Whina: Whaea o te Motu
Director Bryan Bruce
Producer Bryan Bruce
Editor Jim Brakenbury
With Narrator: John Bach
Historian the late Doctor Michael King, speaks to Dame Whina Cooper (Te Rarawa) about her life and the Hokianga district. Dame Whina was the eldest child from the second marriage of Heremia Te Wake, a prominent chief of the Northern Hokianga. She was born in 1895, on the earth floor of the hut overlooking the Hokianga Harbour. Heremia groomed her to take his place as a future leader and as a devout Catholic. He built St Peter’s, Whakarapa, which stands below Panguru Mountain. It was opened in October 1883. Sir James Carroll, Minister of Native Affairs assisted in the raising and the educating of Whina, who graduated from St Joseph’s Māori Girls College, Greenmeadows, Napier in 1910.

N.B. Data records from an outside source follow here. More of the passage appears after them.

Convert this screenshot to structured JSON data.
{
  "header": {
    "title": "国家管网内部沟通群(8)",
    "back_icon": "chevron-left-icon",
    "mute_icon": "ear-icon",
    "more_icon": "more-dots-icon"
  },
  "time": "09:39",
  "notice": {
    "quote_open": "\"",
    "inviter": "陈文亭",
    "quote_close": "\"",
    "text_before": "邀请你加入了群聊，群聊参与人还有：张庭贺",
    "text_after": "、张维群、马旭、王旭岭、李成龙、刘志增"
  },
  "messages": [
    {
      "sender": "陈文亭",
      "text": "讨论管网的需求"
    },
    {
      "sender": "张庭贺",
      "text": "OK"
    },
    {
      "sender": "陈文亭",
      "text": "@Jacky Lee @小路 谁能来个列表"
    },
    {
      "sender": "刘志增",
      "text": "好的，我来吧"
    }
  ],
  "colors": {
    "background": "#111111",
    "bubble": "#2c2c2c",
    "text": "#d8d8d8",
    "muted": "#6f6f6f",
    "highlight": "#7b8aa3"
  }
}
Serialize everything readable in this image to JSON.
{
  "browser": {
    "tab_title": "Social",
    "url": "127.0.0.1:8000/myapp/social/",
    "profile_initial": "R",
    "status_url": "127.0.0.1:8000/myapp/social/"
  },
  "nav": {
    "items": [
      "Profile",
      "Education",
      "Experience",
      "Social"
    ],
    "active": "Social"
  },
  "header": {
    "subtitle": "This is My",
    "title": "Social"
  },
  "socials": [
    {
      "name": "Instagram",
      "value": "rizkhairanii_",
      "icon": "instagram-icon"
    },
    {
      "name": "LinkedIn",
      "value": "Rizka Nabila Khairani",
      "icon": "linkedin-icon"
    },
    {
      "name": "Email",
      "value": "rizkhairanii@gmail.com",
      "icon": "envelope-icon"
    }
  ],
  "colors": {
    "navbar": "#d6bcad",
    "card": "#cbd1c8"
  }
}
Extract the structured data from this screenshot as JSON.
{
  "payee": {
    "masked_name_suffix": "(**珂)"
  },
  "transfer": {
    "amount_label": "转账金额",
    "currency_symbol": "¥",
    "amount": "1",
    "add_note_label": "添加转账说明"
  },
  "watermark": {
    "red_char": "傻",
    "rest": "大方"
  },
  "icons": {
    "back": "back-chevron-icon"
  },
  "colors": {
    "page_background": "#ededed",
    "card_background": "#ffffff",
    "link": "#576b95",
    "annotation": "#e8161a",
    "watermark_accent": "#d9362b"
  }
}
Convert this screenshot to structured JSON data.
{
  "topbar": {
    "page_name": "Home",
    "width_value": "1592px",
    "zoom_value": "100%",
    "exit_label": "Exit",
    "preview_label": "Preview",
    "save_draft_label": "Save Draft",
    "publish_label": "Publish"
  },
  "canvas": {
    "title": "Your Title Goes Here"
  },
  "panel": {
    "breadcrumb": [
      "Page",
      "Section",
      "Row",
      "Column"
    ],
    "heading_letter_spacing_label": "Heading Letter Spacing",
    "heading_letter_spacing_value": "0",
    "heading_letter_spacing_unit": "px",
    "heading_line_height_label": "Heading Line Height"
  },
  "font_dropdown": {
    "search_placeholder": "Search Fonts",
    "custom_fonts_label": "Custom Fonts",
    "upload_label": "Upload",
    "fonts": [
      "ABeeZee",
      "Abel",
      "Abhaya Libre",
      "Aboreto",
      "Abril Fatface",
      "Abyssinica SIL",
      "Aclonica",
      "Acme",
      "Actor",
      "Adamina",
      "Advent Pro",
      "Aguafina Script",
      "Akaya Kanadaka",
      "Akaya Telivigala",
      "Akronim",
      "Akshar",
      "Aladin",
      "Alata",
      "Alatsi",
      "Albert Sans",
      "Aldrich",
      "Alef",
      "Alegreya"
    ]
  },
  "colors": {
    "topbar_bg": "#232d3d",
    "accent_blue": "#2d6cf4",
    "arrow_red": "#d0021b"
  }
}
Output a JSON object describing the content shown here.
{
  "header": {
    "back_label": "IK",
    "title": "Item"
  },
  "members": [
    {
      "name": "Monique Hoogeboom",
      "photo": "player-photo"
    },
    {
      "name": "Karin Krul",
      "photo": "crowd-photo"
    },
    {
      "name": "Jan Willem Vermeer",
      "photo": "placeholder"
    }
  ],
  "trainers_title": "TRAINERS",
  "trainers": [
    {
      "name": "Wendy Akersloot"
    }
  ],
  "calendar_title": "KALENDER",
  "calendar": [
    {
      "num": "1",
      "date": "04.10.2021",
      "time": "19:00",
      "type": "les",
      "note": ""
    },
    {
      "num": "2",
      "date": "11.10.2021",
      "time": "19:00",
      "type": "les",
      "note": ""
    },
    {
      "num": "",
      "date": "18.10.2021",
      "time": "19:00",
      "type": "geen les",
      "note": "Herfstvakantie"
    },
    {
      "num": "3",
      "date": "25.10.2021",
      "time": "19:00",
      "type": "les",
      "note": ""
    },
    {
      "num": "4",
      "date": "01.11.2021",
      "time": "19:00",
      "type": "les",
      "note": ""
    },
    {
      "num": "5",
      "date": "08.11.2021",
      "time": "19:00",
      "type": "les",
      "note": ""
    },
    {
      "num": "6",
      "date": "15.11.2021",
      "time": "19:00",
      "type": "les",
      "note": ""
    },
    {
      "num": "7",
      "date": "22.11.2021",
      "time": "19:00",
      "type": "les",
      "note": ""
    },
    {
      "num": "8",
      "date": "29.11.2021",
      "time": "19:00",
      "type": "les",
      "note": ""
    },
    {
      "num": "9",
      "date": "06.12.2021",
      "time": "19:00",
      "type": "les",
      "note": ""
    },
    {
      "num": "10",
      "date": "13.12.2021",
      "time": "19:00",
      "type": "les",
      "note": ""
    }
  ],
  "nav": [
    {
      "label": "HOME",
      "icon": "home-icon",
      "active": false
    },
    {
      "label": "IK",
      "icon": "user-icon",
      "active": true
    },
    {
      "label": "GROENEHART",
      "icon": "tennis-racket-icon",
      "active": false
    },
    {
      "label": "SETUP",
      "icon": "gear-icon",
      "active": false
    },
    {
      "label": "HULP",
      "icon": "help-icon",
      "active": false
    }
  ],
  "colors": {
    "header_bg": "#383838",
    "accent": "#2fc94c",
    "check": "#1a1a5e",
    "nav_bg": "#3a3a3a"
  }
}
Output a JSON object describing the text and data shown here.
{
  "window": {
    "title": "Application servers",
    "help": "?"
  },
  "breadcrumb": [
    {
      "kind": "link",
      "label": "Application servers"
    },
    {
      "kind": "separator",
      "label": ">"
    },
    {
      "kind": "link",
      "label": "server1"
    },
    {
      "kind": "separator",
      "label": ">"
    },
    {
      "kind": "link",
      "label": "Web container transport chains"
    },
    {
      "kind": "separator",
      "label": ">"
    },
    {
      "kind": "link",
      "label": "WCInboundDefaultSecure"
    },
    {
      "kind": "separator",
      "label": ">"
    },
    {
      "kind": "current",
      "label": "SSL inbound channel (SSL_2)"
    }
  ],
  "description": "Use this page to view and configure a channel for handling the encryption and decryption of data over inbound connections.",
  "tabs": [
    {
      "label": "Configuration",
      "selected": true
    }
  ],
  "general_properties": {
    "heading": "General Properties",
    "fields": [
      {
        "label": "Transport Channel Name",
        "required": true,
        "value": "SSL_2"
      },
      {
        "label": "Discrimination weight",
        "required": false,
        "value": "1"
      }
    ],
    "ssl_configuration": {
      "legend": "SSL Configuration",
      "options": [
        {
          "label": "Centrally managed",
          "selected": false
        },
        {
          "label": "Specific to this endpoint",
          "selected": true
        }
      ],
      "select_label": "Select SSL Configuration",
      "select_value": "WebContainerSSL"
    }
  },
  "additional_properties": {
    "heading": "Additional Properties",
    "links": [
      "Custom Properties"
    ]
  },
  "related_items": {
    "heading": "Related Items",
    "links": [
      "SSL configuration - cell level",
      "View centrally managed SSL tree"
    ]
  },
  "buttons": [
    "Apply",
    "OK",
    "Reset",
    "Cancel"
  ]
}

She married a young surveyor named Richard Gilbert, then in 1949 William Cooper. At 56 she became the first leader for the Māori Women’s Welfare League; in 1956 received an MBE; she began fundraising for the first urban marae and in 1964 Te Unga Waka, in Newmarket was opened; in March 1974 she formed Te Matakite, the Land March Organisation; on Waitangi Day 1981 she was invested as Dame Whina Cooper; she delivered the ‘Welcome’ message for the 1990 Commonwealth Games. Her daughter, Hine Puru speaks about Whina’s alienation from her people in the latter years of her life.
This Matariki screening is to support of the exhibition “Wāhine: Beyond the Dusky Maiden” at Turnbull Gallery , 6 June-25 August, 2017.